Yakwe is a 6-foot-8 forward that reclassified and enrolled at St. John’s this fall. He attended the same high school as Kansas forward Cheick Diallo, who was also cleared by the NCAA to play today.

St. John’s played in the Maui Invitational this week, and Yakwe did not take part. His first game with the Johnnies will be on Dec. 2nd against Fordham if the program plans to play his this season.

The question that must be asked, however, is whether or not he will suit up or simply redshirt. The Johnnies are in the midst of a serious rebuild and will be without their other elite recruit this season, Marcus Lovett. Lovett was ruled a partial qualifier.
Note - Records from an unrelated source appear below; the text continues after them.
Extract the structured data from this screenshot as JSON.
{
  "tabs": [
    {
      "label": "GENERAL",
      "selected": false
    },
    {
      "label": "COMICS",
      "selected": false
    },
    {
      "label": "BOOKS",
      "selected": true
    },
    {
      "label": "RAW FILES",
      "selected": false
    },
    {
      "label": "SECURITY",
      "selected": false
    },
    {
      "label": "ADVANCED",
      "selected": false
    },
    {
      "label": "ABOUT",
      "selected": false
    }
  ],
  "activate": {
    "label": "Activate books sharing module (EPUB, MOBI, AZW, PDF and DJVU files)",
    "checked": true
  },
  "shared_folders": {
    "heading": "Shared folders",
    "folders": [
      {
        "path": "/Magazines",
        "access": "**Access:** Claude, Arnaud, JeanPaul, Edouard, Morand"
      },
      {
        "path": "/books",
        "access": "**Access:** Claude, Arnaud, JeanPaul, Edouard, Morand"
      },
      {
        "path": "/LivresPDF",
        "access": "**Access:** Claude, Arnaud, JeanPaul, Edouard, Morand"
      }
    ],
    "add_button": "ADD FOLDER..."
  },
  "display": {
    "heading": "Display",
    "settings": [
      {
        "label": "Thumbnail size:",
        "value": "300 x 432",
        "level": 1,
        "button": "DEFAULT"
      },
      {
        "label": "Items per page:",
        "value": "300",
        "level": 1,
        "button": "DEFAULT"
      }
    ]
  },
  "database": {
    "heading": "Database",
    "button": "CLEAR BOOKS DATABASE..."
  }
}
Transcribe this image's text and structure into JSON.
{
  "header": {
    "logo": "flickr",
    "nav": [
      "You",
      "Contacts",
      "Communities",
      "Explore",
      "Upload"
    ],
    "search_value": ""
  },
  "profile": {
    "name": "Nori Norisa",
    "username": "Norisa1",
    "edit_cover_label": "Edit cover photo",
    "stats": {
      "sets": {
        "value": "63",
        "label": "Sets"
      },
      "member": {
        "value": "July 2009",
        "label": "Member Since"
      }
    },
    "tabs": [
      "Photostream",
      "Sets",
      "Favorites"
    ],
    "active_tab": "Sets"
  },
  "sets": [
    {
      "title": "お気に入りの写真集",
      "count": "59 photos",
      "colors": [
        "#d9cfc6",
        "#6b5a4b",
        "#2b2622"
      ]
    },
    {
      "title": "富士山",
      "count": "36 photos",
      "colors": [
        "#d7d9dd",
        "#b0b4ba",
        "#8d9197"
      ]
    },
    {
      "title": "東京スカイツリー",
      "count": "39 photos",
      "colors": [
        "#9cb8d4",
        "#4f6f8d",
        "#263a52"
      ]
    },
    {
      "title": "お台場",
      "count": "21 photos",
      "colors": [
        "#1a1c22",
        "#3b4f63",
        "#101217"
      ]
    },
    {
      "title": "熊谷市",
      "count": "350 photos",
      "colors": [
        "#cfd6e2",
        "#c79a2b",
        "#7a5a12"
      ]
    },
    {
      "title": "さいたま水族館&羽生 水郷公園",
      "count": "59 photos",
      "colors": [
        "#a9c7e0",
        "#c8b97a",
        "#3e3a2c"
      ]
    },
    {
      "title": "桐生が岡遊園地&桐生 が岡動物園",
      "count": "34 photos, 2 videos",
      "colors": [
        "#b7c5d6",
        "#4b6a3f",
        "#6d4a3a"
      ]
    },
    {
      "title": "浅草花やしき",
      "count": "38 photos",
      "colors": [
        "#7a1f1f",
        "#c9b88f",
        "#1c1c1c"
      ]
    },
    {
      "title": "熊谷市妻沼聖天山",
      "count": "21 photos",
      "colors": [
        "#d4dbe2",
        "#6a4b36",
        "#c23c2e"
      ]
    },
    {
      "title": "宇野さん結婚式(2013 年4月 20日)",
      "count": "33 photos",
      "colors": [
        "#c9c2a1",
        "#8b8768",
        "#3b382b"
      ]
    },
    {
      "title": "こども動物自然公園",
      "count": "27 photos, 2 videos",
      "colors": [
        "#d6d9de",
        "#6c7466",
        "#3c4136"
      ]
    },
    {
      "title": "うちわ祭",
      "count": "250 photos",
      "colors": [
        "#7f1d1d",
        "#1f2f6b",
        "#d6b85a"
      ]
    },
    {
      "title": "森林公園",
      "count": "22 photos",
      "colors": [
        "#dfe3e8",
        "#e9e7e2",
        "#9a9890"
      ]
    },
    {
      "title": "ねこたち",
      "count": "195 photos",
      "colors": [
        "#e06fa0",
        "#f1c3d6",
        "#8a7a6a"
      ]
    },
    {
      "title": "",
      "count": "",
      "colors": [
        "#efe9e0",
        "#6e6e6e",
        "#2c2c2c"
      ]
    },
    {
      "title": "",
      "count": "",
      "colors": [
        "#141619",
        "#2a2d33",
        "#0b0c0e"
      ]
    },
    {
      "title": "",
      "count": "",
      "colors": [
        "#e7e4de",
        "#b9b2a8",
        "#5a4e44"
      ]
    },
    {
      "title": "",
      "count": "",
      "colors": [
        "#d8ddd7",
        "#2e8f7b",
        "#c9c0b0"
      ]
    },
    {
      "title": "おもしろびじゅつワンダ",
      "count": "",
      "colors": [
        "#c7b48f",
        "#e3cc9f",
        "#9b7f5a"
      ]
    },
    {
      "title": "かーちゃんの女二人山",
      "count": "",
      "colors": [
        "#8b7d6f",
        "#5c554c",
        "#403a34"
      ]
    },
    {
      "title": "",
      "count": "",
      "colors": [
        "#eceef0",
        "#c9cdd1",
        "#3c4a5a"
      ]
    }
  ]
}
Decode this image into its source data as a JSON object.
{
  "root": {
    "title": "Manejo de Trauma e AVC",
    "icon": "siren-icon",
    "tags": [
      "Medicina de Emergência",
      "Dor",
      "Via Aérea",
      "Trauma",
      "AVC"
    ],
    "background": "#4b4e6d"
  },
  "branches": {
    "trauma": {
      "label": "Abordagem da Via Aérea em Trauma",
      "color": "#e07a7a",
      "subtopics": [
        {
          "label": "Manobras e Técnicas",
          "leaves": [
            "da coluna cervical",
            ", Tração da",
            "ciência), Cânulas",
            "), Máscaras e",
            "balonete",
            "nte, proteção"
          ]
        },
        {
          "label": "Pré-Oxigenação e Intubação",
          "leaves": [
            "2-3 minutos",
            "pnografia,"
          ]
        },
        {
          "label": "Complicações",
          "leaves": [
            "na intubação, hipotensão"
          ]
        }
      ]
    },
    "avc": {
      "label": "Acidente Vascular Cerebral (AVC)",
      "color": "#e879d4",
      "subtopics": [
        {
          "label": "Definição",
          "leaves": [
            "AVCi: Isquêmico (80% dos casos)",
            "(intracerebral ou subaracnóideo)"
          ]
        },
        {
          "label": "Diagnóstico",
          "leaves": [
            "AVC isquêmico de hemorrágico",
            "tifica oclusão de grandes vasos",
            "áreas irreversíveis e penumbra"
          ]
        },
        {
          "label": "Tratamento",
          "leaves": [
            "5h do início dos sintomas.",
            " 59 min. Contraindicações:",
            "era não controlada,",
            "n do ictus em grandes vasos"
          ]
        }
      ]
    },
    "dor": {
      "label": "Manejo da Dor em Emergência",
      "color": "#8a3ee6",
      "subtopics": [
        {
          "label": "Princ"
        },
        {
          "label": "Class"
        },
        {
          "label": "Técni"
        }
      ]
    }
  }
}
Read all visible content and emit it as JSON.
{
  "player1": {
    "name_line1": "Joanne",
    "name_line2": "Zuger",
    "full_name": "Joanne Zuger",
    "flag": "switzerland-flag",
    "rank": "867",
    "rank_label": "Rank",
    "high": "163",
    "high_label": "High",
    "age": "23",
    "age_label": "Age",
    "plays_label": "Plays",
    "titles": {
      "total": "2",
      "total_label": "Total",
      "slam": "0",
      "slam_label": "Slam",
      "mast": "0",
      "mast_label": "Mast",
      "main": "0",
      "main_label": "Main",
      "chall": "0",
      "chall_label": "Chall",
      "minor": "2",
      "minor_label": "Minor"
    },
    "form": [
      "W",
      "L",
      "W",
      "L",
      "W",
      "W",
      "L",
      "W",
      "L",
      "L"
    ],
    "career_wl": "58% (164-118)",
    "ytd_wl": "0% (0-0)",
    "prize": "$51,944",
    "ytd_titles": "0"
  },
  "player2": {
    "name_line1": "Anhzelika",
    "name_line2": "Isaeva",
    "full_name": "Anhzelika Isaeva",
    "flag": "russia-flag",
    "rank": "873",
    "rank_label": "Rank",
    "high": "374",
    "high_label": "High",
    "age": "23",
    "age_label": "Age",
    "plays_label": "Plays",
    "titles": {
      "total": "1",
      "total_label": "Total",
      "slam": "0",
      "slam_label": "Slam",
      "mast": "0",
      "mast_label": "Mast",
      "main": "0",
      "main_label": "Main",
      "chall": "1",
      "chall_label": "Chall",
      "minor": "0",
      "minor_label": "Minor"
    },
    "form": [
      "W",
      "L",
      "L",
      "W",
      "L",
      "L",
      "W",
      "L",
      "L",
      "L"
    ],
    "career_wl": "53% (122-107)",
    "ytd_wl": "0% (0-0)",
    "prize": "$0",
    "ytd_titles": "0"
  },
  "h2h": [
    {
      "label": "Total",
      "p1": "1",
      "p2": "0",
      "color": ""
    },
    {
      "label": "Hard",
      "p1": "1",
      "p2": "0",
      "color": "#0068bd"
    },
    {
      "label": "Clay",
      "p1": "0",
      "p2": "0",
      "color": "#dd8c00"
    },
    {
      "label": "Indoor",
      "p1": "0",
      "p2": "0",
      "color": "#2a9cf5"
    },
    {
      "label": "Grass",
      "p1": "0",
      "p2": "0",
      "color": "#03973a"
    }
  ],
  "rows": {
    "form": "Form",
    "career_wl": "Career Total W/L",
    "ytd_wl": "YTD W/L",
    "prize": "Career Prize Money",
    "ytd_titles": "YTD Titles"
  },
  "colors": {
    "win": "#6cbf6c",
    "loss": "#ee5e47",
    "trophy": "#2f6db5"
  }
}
Would it make sense to burn a year of eligibility on what make amount to a wasted season, or will head coach Chris Mullin opt to save that year for down the road?